▸ PROVIDED RECORDS:
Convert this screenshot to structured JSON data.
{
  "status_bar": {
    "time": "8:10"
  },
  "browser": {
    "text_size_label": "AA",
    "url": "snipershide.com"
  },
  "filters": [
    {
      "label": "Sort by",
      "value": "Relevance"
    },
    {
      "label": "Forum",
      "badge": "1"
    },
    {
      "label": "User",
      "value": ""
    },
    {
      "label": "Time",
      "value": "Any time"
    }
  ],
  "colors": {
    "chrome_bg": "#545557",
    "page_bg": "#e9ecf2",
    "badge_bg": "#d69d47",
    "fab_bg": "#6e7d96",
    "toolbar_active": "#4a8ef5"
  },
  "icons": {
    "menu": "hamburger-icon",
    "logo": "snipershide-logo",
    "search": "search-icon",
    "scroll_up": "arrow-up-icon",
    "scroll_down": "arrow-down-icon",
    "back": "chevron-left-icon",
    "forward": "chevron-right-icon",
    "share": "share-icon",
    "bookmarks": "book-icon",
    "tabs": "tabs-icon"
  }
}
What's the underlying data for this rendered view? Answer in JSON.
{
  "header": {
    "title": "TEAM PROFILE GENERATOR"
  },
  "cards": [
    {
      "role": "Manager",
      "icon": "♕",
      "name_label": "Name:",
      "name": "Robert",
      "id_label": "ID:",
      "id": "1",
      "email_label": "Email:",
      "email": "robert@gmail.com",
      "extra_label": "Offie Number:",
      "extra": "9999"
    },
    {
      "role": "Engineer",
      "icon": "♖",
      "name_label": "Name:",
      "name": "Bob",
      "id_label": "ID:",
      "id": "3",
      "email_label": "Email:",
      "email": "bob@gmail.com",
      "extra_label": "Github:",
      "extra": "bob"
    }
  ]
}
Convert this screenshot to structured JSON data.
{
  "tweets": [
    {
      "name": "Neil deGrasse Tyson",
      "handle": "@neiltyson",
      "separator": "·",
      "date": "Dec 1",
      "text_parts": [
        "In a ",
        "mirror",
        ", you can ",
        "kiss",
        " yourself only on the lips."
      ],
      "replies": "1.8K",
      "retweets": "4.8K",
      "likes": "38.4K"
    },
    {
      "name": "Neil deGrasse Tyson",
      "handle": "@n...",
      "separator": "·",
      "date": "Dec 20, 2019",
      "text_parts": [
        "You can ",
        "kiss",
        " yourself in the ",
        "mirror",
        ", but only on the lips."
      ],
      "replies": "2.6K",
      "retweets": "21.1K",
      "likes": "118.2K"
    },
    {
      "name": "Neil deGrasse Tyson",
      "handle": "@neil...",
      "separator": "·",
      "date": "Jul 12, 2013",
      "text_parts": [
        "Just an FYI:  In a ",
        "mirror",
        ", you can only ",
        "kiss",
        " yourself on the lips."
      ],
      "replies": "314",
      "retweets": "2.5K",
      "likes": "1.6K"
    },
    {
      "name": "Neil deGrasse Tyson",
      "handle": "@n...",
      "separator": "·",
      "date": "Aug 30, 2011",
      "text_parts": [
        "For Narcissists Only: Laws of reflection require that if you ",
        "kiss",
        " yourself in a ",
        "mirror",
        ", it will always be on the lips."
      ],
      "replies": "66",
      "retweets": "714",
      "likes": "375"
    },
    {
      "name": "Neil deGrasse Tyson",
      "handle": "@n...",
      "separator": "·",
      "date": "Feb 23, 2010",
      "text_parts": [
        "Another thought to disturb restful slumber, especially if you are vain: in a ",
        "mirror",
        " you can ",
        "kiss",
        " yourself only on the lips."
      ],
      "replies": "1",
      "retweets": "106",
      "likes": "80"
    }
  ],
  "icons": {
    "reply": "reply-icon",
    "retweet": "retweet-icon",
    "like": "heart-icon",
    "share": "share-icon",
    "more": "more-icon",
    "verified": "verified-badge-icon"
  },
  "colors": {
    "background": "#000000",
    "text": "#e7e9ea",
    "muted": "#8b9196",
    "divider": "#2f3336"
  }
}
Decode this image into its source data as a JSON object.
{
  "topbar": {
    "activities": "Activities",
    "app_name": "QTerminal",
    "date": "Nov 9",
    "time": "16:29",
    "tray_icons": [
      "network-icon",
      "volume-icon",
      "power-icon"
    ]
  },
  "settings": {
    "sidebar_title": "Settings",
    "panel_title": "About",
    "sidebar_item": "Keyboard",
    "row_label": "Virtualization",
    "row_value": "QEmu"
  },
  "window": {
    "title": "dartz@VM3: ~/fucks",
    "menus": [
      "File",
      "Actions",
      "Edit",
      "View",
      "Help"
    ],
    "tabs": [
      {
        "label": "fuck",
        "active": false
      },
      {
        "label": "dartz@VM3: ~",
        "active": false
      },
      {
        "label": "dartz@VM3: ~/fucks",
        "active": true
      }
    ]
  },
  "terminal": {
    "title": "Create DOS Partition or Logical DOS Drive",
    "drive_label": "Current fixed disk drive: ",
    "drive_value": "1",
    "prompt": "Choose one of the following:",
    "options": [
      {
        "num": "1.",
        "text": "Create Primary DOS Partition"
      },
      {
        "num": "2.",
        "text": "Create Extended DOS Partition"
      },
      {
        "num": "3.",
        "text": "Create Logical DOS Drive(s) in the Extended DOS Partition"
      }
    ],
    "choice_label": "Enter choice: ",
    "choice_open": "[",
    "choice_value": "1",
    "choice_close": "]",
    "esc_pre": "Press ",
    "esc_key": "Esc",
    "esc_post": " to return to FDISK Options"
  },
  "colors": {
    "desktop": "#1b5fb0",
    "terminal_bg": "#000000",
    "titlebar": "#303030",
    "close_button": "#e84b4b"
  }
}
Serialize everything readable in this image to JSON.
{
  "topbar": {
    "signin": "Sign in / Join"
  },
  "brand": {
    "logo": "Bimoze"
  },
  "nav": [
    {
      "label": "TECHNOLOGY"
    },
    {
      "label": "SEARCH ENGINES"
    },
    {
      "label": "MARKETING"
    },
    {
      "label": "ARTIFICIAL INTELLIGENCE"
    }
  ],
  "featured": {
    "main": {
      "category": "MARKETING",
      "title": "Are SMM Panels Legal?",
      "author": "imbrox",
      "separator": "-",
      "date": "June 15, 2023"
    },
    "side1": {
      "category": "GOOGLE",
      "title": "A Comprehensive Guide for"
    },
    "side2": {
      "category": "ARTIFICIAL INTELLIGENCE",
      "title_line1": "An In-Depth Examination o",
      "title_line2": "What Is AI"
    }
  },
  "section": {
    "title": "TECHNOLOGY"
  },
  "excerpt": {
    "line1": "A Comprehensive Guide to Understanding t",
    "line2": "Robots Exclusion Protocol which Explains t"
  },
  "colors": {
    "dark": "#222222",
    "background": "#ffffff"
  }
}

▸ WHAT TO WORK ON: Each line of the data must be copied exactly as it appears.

▸ ANSWER:
Convert this screenshot to structured JSON data.
{
  "status_bar": {
    "time": "8:10"
  },
  "browser": {
    "text_size_label": "AA",
    "url": "snipershide.com"
  },
  "filters": [
    {
      "label": "Sort by",
      "value": "Relevance"
    },
    {
      "label": "Forum",
      "badge": "1"
    },
    {
      "label": "User",
      "value": ""
    },
    {
      "label": "Time",
      "value": "Any time"
    }
  ],
  "colors": {
    "chrome_bg": "#545557",
    "page_bg": "#e9ecf2",
    "badge_bg": "#d69d47",
    "fab_bg": "#6e7d96",
    "toolbar_active": "#4a8ef5"
  },
  "icons": {
    "menu": "hamburger-icon",
    "logo": "snipershide-logo",
    "search": "search-icon",
    "scroll_up": "arrow-up-icon",
    "scroll_down": "arrow-down-icon",
    "back": "chevron-left-icon",
    "forward": "chevron-right-icon",
    "share": "share-icon",
    "bookmarks": "book-icon",
    "tabs": "tabs-icon"
  }
}
What's the underlying data for this rendered view? Answer in JSON.
{
  "header": {
    "title": "TEAM PROFILE GENERATOR"
  },
  "cards": [
    {
      "role": "Manager",
      "icon": "♕",
      "name_label": "Name:",
      "name": "Robert",
      "id_label": "ID:",
      "id": "1",
      "email_label": "Email:",
      "email": "robert@gmail.com",
      "extra_label": "Offie Number:",
      "extra": "9999"
    },
    {
      "role": "Engineer",
      "icon": "♖",
      "name_label": "Name:",
      "name": "Bob",
      "id_label": "ID:",
      "id": "3",
      "email_label": "Email:",
      "email": "bob@gmail.com",
      "extra_label": "Github:",
      "extra": "bob"
    }
  ]
}
Convert this screenshot to structured JSON data.
{
  "tweets": [
    {
      "name": "Neil deGrasse Tyson",
      "handle": "@neiltyson",
      "separator": "·",
      "date": "Dec 1",
      "text_parts": [
        "In a ",
        "mirror",
        ", you can ",
        "kiss",
        " yourself only on the lips."
      ],
      "replies": "1.8K",
      "retweets": "4.8K",
      "likes": "38.4K"
    },
    {
      "name": "Neil deGrasse Tyson",
      "handle": "@n...",
      "separator": "·",
      "date": "Dec 20, 2019",
      "text_parts": [
        "You can ",
        "kiss",
        " yourself in the ",
        "mirror",
        ", but only on the lips."
      ],
      "replies": "2.6K",
      "retweets": "21.1K",
      "likes": "118.2K"
    },
    {
      "name": "Neil deGrasse Tyson",
      "handle": "@neil...",
      "separator": "·",
      "date": "Jul 12, 2013",
      "text_parts": [
        "Just an FYI:  In a ",
        "mirror",
        ", you can only ",
        "kiss",
        " yourself on the lips."
      ],
      "replies": "314",
      "retweets": "2.5K",
      "likes": "1.6K"
    },
    {
      "name": "Neil deGrasse Tyson",
      "handle": "@n...",
      "separator": "·",
      "date": "Aug 30, 2011",
      "text_parts": [
        "For Narcissists Only: Laws of reflection require that if you ",
        "kiss",
        " yourself in a ",
        "mirror",
        ", it will always be on the lips."
      ],
      "replies": "66",
      "retweets": "714",
      "likes": "375"
    },
    {
      "name": "Neil deGrasse Tyson",
      "handle": "@n...",
      "separator": "·",
      "date": "Feb 23, 2010",
      "text_parts": [
        "Another thought to disturb restful slumber, especially if you are vain: in a ",
        "mirror",
        " you can ",
        "kiss",
        " yourself only on the lips."
      ],
      "replies": "1",
      "retweets": "106",
      "likes": "80"
    }
  ],
  "icons": {
    "reply": "reply-icon",
    "retweet": "retweet-icon",
    "like": "heart-icon",
    "share": "share-icon",
    "more": "more-icon",
    "verified": "verified-badge-icon"
  },
  "colors": {
    "background": "#000000",
    "text": "#e7e9ea",
    "muted": "#8b9196",
    "divider": "#2f3336"
  }
}
Decode this image into its source data as a JSON object.
{
  "topbar": {
    "activities": "Activities",
    "app_name": "QTerminal",
    "date": "Nov 9",
    "time": "16:29",
    "tray_icons": [
      "network-icon",
      "volume-icon",
      "power-icon"
    ]
  },
  "settings": {
    "sidebar_title": "Settings",
    "panel_title": "About",
    "sidebar_item": "Keyboard",
    "row_label": "Virtualization",
    "row_value": "QEmu"
  },
  "window": {
    "title": "dartz@VM3: ~/fucks",
    "menus": [
      "File",
      "Actions",
      "Edit",
      "View",
      "Help"
    ],
    "tabs": [
      {
        "label": "fuck",
        "active": false
      },
      {
        "label": "dartz@VM3: ~",
        "active": false
      },
      {
        "label": "dartz@VM3: ~/fucks",
        "active": true
      }
    ]
  },
  "terminal": {
    "title": "Create DOS Partition or Logical DOS Drive",
    "drive_label": "Current fixed disk drive: ",
    "drive_value": "1",
    "prompt": "Choose one of the following:",
    "options": [
      {
        "num": "1.",
        "text": "Create Primary DOS Partition"
      },
      {
        "num": "2.",
        "text": "Create Extended DOS Partition"
      },
      {
        "num": "3.",
        "text": "Create Logical DOS Drive(s) in the Extended DOS Partition"
      }
    ],
    "choice_label": "Enter choice: ",
    "choice_open": "[",
    "choice_value": "1",
    "choice_close": "]",
    "esc_pre": "Press ",
    "esc_key": "Esc",
    "esc_post": " to return to FDISK Options"
  },
  "colors": {
    "desktop": "#1b5fb0",
    "terminal_bg": "#000000",
    "titlebar": "#303030",
    "close_button": "#e84b4b"
  }
}
Serialize everything readable in this image to JSON.
{
  "topbar": {
    "signin": "Sign in / Join"
  },
  "brand": {
    "logo": "Bimoze"
  },
  "nav": [
    {
      "label": "TECHNOLOGY"
    },
    {
      "label": "SEARCH ENGINES"
    },
    {
      "label": "MARKETING"
    },
    {
      "label": "ARTIFICIAL INTELLIGENCE"
    }
  ],
  "featured": {
    "main": {
      "category": "MARKETING",
      "title": "Are SMM Panels Legal?",
      "author": "imbrox",
      "separator": "-",
      "date": "June 15, 2023"
    },
    "side1": {
      "category": "GOOGLE",
      "title": "A Comprehensive Guide for"
    },
    "side2": {
      "category": "ARTIFICIAL INTELLIGENCE",
      "title_line1": "An In-Depth Examination o",
      "title_line2": "What Is AI"
    }
  },
  "section": {
    "title": "TECHNOLOGY"
  },
  "excerpt": {
    "line1": "A Comprehensive Guide to Understanding t",
    "line2": "Robots Exclusion Protocol which Explains t"
  },
  "colors": {
    "dark": "#222222",
    "background": "#ffffff"
  }
}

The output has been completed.